START MATERIAL PROVIDED

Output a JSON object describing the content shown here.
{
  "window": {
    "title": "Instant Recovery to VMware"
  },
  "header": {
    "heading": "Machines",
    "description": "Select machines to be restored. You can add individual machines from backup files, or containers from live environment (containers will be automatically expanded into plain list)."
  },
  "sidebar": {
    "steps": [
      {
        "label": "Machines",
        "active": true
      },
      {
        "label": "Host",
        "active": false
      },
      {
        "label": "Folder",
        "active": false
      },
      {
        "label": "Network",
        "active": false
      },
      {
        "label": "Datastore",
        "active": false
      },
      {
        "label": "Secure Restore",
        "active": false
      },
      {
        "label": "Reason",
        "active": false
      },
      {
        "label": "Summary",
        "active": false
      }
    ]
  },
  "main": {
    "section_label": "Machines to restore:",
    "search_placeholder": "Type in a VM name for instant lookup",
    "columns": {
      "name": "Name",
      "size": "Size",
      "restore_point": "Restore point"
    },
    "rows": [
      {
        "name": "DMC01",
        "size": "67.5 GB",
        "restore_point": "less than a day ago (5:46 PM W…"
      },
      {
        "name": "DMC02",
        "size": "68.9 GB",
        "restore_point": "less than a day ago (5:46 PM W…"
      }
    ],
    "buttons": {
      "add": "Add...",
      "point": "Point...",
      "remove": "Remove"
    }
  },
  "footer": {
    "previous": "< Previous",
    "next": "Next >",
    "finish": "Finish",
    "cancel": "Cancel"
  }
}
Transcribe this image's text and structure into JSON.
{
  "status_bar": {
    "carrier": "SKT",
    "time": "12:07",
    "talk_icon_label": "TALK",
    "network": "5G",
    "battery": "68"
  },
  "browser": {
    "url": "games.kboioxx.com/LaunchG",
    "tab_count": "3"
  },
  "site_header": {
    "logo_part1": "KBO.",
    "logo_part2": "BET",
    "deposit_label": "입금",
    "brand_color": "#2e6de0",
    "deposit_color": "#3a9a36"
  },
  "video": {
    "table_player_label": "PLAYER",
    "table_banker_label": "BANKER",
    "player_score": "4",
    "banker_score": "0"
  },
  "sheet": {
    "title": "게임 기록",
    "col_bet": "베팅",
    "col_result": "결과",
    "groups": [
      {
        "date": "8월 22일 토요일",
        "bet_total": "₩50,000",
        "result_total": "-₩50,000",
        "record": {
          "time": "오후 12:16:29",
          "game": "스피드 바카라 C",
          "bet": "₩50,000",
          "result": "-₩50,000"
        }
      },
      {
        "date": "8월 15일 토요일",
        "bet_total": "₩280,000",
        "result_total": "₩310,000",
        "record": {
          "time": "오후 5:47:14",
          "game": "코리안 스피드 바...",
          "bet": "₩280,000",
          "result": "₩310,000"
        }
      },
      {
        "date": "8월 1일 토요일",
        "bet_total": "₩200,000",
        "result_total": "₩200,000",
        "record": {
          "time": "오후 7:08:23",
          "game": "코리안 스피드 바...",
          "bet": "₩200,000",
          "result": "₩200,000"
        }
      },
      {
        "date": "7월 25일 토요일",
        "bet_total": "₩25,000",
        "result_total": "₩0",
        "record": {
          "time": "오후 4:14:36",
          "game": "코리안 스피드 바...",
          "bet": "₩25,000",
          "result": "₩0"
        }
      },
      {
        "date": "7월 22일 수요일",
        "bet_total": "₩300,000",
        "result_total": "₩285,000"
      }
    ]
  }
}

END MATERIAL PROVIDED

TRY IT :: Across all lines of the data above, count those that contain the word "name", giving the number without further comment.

PROBLEM SOLUTION :: 4